* What is required: Below are records; copy every line in them that holds the word "this".

-----

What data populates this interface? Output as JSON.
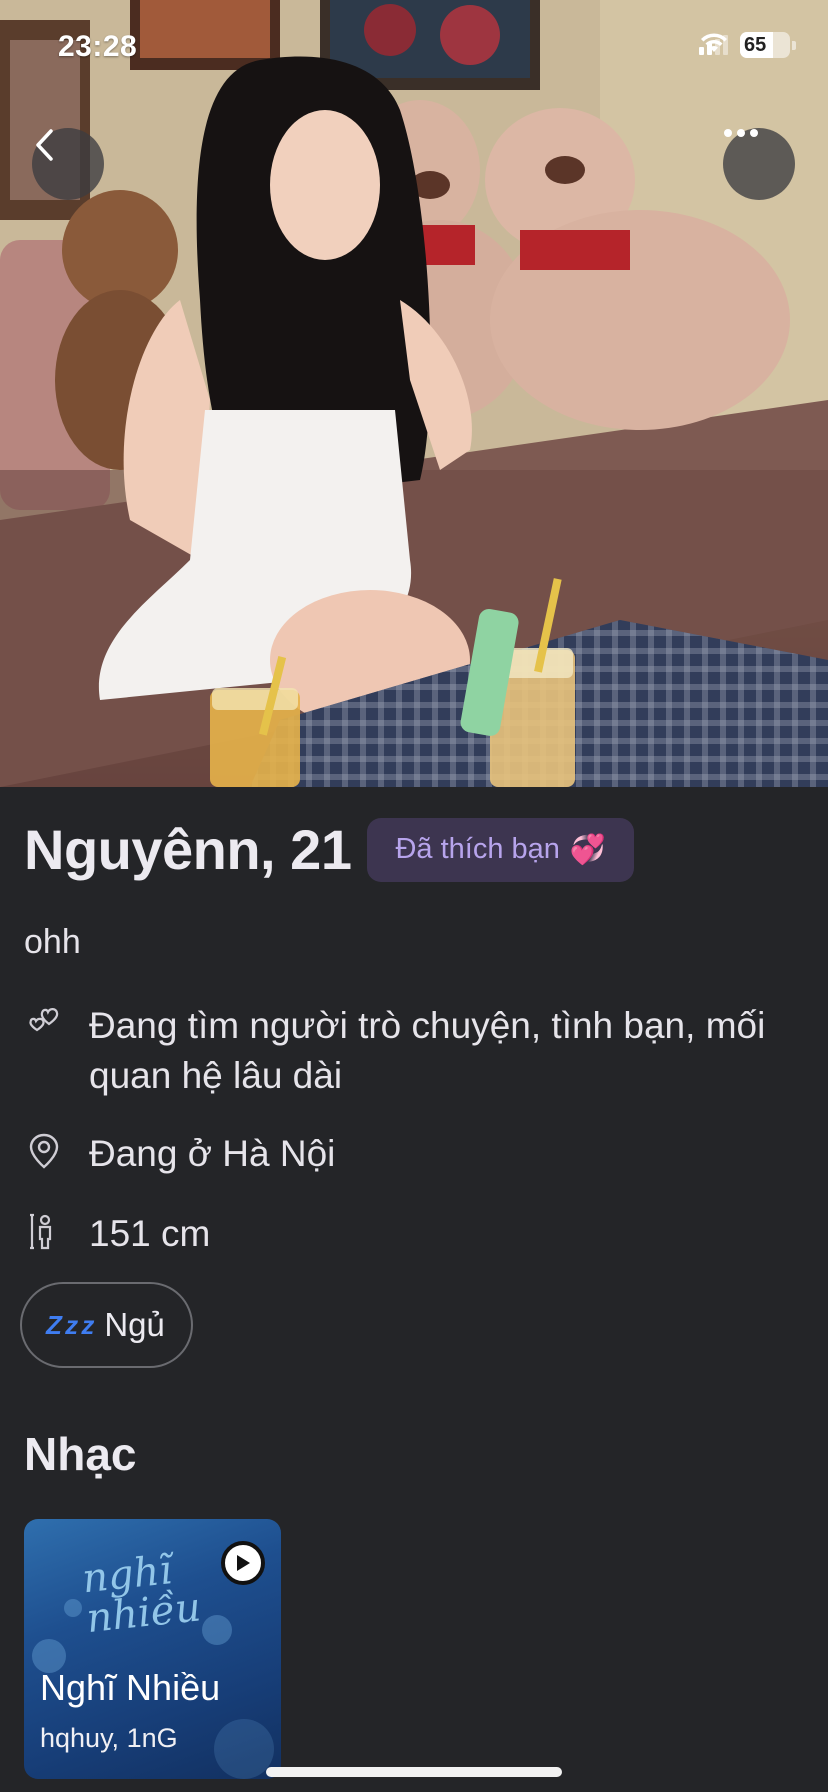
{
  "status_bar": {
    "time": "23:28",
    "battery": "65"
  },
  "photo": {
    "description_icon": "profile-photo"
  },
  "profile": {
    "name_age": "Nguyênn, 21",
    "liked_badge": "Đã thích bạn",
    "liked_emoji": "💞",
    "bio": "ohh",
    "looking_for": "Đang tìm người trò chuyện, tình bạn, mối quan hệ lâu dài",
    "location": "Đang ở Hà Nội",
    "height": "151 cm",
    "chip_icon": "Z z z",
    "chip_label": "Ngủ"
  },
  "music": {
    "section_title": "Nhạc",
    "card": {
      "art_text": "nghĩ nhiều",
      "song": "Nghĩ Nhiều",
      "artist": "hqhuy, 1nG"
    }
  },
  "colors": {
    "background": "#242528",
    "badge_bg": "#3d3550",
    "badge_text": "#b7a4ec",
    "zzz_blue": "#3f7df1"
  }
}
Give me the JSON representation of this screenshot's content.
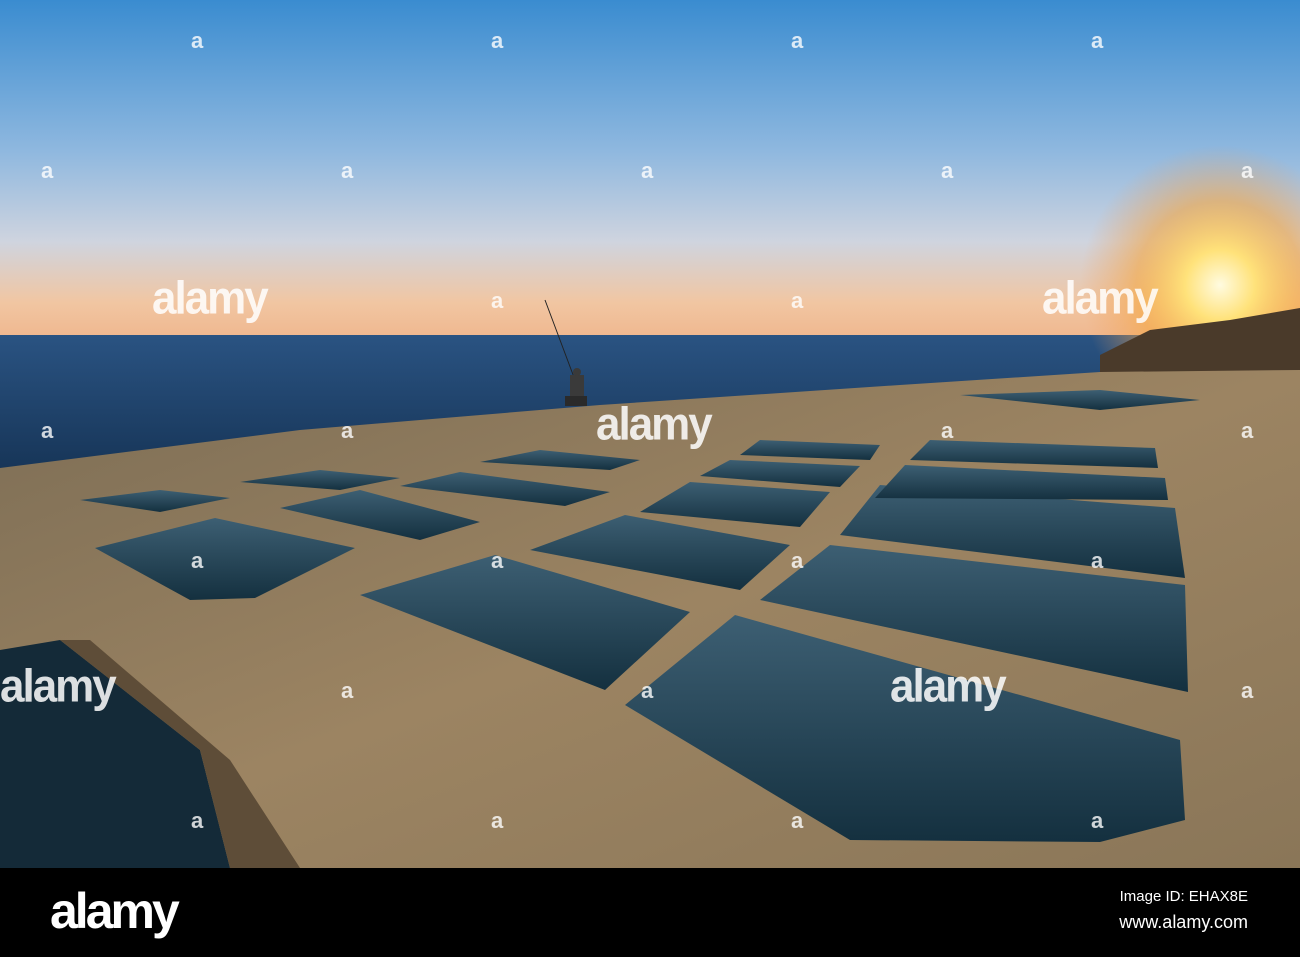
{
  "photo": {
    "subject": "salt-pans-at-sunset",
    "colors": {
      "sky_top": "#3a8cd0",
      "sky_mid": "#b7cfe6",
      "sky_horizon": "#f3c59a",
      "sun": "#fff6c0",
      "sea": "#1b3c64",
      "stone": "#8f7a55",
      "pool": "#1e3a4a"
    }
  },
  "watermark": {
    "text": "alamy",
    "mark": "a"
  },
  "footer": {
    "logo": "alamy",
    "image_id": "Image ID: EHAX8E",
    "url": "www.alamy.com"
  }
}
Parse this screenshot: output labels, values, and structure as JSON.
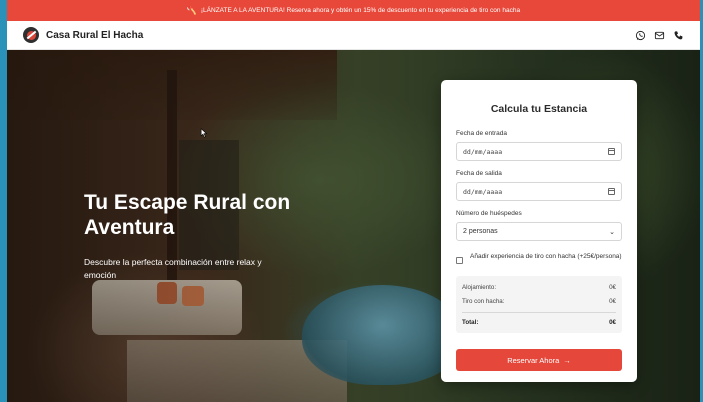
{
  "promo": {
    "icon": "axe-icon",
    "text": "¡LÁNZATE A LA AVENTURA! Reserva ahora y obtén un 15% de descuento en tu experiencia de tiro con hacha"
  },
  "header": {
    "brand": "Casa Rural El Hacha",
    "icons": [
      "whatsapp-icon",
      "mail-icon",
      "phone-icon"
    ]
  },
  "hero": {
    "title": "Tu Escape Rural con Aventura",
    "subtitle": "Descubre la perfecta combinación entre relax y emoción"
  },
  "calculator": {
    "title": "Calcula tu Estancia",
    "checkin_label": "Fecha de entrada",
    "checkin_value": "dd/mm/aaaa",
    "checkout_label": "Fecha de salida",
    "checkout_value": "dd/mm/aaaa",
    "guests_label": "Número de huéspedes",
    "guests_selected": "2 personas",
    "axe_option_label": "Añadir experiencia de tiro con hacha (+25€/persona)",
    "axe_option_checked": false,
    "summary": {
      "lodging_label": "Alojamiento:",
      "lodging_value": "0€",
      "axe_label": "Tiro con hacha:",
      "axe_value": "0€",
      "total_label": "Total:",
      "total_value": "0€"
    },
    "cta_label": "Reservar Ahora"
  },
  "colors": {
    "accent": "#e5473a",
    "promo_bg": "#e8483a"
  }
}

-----

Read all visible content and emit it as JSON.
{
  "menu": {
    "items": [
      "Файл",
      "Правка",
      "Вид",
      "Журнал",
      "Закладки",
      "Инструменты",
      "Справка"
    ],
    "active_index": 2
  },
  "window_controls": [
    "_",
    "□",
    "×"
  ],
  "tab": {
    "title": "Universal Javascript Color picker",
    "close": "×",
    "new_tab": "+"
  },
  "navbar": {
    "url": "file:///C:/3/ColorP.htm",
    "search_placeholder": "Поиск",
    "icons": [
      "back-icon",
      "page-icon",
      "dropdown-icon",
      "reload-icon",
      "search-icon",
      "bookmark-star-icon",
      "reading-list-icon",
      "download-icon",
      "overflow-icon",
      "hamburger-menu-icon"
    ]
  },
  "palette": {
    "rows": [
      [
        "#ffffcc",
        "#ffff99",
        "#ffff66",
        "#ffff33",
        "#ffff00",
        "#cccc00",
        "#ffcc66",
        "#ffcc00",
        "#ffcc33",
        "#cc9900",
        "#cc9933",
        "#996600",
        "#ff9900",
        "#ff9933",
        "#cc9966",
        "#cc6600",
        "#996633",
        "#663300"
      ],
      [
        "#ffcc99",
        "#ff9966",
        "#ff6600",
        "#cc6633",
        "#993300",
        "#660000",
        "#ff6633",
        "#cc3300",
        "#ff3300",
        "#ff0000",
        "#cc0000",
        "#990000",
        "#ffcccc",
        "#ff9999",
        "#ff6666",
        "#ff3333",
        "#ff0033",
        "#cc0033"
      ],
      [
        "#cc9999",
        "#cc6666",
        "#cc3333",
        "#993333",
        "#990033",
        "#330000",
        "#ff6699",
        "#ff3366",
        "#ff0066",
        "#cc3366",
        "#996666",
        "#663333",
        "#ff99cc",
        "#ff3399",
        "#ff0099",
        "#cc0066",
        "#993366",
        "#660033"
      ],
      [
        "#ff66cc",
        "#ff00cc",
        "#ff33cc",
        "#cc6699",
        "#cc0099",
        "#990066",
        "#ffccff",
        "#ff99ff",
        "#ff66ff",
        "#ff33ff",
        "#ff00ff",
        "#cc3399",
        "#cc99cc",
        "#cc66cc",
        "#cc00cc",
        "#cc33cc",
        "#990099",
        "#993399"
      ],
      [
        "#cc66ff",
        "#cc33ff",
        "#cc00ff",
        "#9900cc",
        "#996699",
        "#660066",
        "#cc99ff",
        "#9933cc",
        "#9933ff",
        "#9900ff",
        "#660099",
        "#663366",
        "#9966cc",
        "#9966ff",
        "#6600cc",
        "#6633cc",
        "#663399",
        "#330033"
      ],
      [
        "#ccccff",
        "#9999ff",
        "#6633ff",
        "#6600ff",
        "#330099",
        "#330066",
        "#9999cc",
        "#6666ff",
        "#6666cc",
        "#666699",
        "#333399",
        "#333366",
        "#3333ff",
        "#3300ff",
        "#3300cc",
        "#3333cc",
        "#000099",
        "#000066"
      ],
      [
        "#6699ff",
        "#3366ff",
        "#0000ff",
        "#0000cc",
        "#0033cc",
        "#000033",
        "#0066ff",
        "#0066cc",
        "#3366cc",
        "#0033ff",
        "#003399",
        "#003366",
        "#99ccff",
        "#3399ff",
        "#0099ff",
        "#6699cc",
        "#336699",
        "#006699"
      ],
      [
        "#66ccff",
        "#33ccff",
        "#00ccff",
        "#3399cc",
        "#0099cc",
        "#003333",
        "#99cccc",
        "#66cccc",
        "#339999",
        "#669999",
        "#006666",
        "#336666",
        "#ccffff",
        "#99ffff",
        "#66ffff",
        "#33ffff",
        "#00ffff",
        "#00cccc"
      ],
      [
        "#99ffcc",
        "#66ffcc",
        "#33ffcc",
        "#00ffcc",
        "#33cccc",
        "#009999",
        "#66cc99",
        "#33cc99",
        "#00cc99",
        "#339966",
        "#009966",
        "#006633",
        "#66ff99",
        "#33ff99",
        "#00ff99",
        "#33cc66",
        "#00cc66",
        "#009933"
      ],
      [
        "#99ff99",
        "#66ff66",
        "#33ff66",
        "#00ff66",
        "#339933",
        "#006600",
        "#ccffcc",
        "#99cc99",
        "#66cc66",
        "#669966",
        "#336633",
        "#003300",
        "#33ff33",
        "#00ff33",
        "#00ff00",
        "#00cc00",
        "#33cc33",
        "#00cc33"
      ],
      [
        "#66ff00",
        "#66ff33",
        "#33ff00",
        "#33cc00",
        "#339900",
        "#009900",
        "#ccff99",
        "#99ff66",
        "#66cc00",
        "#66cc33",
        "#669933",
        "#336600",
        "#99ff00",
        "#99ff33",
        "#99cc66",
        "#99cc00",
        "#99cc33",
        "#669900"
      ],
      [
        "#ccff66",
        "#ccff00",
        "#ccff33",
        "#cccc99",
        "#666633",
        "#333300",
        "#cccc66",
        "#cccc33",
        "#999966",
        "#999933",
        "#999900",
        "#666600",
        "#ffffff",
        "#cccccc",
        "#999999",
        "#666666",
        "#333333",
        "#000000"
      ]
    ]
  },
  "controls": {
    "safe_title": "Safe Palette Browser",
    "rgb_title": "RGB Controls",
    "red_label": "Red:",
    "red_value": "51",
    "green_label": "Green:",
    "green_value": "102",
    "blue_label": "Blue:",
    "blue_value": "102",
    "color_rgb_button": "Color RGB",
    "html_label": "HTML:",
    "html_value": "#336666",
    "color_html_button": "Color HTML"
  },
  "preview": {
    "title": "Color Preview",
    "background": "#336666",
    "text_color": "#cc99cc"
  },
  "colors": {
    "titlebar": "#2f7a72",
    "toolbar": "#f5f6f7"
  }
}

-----

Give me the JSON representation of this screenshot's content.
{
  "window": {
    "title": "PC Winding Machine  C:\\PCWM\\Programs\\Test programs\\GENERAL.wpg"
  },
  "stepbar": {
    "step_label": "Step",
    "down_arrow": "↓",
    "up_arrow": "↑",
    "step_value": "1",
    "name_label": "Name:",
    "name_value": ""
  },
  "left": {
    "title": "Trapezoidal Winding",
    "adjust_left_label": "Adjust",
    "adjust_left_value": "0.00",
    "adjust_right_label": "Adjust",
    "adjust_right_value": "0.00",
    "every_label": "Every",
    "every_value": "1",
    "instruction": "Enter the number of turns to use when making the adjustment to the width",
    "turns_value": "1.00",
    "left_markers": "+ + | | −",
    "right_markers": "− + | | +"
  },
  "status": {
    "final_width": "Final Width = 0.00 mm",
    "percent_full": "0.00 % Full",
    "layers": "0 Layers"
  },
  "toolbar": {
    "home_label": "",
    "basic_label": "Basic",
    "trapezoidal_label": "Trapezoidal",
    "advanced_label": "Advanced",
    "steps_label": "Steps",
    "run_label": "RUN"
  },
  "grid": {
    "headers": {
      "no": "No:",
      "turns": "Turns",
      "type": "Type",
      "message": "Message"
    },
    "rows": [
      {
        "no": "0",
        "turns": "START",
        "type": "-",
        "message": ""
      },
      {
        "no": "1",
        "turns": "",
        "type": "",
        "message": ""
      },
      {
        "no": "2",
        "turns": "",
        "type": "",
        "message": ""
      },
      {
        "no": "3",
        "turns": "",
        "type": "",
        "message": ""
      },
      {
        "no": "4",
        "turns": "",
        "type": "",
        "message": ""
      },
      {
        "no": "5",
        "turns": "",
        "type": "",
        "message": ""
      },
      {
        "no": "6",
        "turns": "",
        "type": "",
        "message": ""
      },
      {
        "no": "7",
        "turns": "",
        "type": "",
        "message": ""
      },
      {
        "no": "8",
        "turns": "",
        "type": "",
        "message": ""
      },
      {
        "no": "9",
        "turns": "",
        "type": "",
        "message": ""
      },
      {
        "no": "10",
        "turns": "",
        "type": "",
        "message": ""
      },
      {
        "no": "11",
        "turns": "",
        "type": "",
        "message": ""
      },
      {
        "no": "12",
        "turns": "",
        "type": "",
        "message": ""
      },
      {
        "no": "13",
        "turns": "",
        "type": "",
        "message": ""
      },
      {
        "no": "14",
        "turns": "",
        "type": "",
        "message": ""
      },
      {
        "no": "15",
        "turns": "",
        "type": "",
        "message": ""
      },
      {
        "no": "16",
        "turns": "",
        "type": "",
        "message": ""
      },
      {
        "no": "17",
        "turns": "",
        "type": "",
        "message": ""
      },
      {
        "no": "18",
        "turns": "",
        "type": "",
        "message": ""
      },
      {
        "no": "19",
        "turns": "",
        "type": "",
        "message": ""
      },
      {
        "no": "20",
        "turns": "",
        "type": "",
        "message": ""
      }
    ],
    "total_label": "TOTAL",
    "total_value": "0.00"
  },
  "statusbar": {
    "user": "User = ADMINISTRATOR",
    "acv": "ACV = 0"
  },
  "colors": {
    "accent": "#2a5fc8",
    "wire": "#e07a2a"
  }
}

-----

* Task result:
What data populates this interface? Output as JSON.
Give me the JSON representation of this screenshot's content.
Parse this screenshot: output labels, values, and structure as JSON.
Give me the JSON representation of this screenshot's content.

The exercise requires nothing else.